Chia-Hao Chen, Chung-Lin Wu, Semiconductor, monolayer diode, WSe2
MOST Press Conference – Breakthrough Material Research Brings Smaller and Faster Semiconductors
The press conference held by MOST on November 21st: (left to right) Director General Minn-Tsong Lin (Dept. of Natural Sciences and Sustainable Development, MOST), Dr. Chia-Hao Chen (NSRRC), Deputy Director Yu-Han Tsou (MOST), Prof. Chung-Lin Wu (NCKU) and Dr. Jhih-Wei Chen (NCKU).

       A collaborative research project led by NSRRC user, Prof. Chung-Lin Wu (Physics Department, National Cheng Kung University) and NSRRC scientist, Dr. Chia-Hao Chen, used WSe2 to successfully develop a monolayer diode at room temperature. It is only 0.7 nanometer thick and has the potential to move beyond Moore's Law* and achieve the next generation of energy-saving integrated circuits (ICs). The Ministry of Science and Technology (MOST) held a press conference on November 21st to highlight this research, which was published in Nature Communications.
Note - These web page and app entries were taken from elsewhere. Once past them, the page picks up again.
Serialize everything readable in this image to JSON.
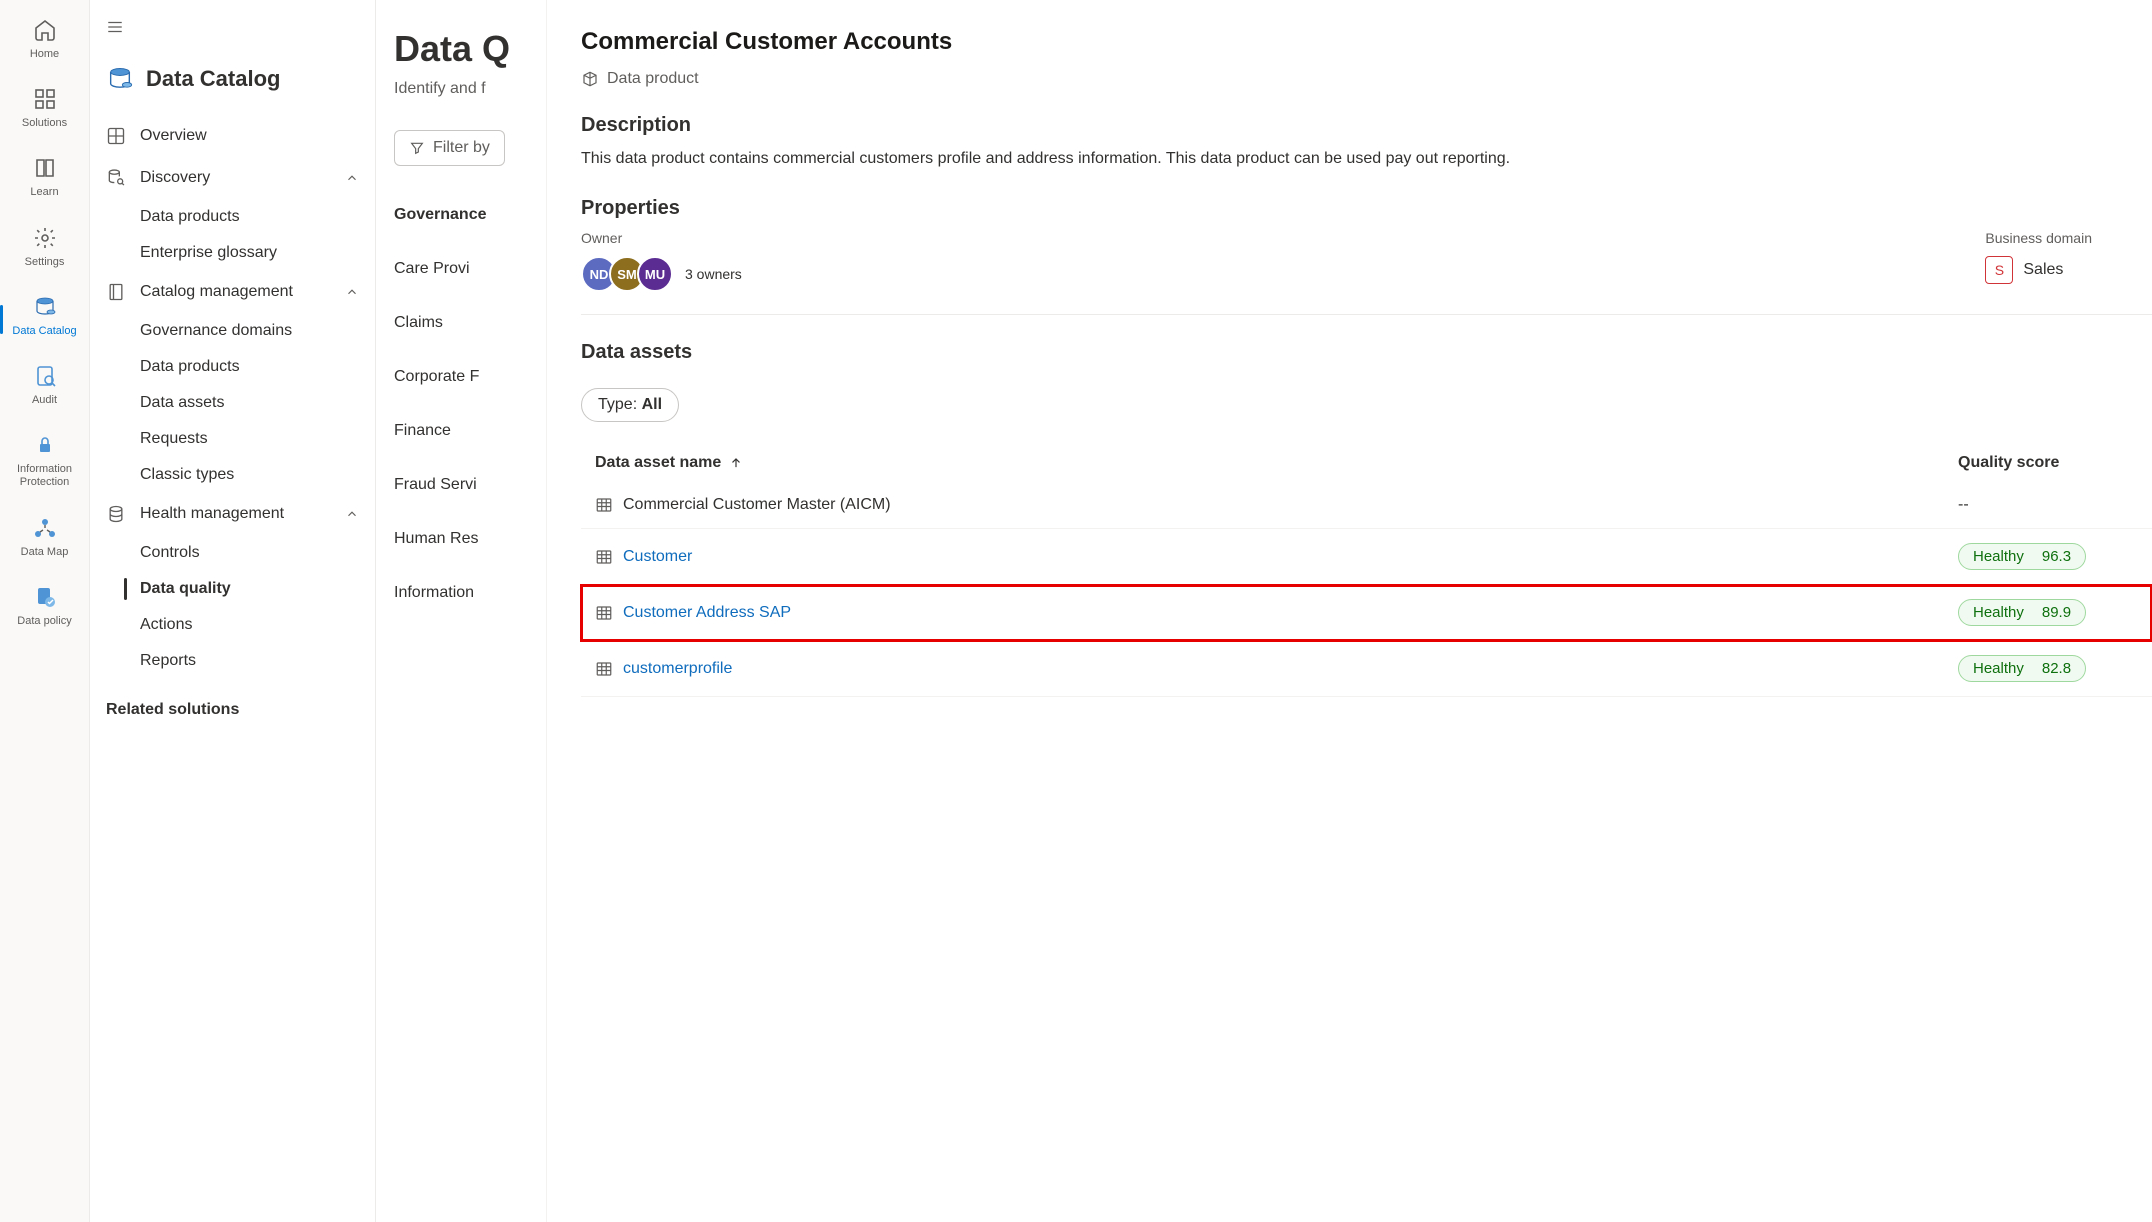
{
  "rail": {
    "items": [
      {
        "label": "Home",
        "icon": "home"
      },
      {
        "label": "Solutions",
        "icon": "apps"
      },
      {
        "label": "Learn",
        "icon": "book"
      },
      {
        "label": "Settings",
        "icon": "gear"
      },
      {
        "label": "Data Catalog",
        "icon": "catalog",
        "active": true
      },
      {
        "label": "Audit",
        "icon": "audit"
      },
      {
        "label": "Information Protection",
        "icon": "shield"
      },
      {
        "label": "Data Map",
        "icon": "map"
      },
      {
        "label": "Data policy",
        "icon": "policy"
      }
    ]
  },
  "sidebar": {
    "title": "Data Catalog",
    "overview": "Overview",
    "discovery": {
      "label": "Discovery",
      "children": [
        "Data products",
        "Enterprise glossary"
      ]
    },
    "catalog": {
      "label": "Catalog management",
      "children": [
        "Governance domains",
        "Data products",
        "Data assets",
        "Requests",
        "Classic types"
      ]
    },
    "health": {
      "label": "Health management",
      "children": [
        "Controls",
        "Data quality",
        "Actions",
        "Reports"
      ],
      "activeIndex": 1
    },
    "related": "Related solutions"
  },
  "middle": {
    "title": "Data Q",
    "subtitle": "Identify and f",
    "filter": "Filter by",
    "domainsHeading": "Governance",
    "domains": [
      "Care Provi",
      "Claims",
      "Corporate F",
      "Finance",
      "Fraud Servi",
      "Human Res",
      "Information"
    ]
  },
  "detail": {
    "title": "Commercial Customer Accounts",
    "type": "Data product",
    "descriptionHeading": "Description",
    "description": "This data product contains commercial customers profile and address information. This data product can be used pay out reporting.",
    "propertiesHeading": "Properties",
    "ownerLabel": "Owner",
    "owners": [
      {
        "initials": "ND",
        "color": "#5c6bc0"
      },
      {
        "initials": "SM",
        "color": "#8d6e1e"
      },
      {
        "initials": "MU",
        "color": "#5b2c92"
      }
    ],
    "ownersText": "3 owners",
    "bizLabel": "Business domain",
    "bizInitial": "S",
    "bizName": "Sales",
    "assetsHeading": "Data assets",
    "typeLabel": "Type: ",
    "typeValue": "All",
    "colName": "Data asset name",
    "colScore": "Quality score",
    "assets": [
      {
        "name": "Commercial Customer Master (AICM)",
        "link": false,
        "score": "--",
        "status": null
      },
      {
        "name": "Customer",
        "link": true,
        "score": "96.3",
        "status": "Healthy"
      },
      {
        "name": "Customer Address SAP",
        "link": true,
        "score": "89.9",
        "status": "Healthy",
        "highlighted": true
      },
      {
        "name": "customerprofile",
        "link": true,
        "score": "82.8",
        "status": "Healthy"
      }
    ]
  }
}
       The properties of 2D materials will help develop novel devices across a number of semiconductor-related applications, such as biosensors, energy storage, and photovoltaic cells. The team produced a non-volatile lateral pn diode by integrating a monolayer WSe2 on a multiferroic BiFeO3 substrate, for high-performance rectifying required for core logic applications. Compared to common silicon semiconductors, where transistor channel size has hit a hard limit of 3 nm, the monolayer diode is thinner, smaller and faster. In addition, it reduces the complexity in IC design and processes, electricity leakage, and circuit shortage. Future applications like artificial intelligence chipsets and machine learning for self-driving cars that require high performance computing and energy efficiency would possibly benefit from such a monolayer diode.

       To directly visualize the electronic structure of WSe2 on BiFeO3, the team used a scanning photoelectron microscope and spectroscopy (SPEM/S) at TLS beamline 09A1. The SPEM endstation provides the required energy, spatial resolution and surface sensitivity for the study of the ultra-thin 2D material systems.

*Moore's Law is the observation formulated by Intel co-founder Gordon Moore in 1965 that the number of transistors per square inch on integrated circuits doubles about every two years. It has served as a guiding principle in the technology industry.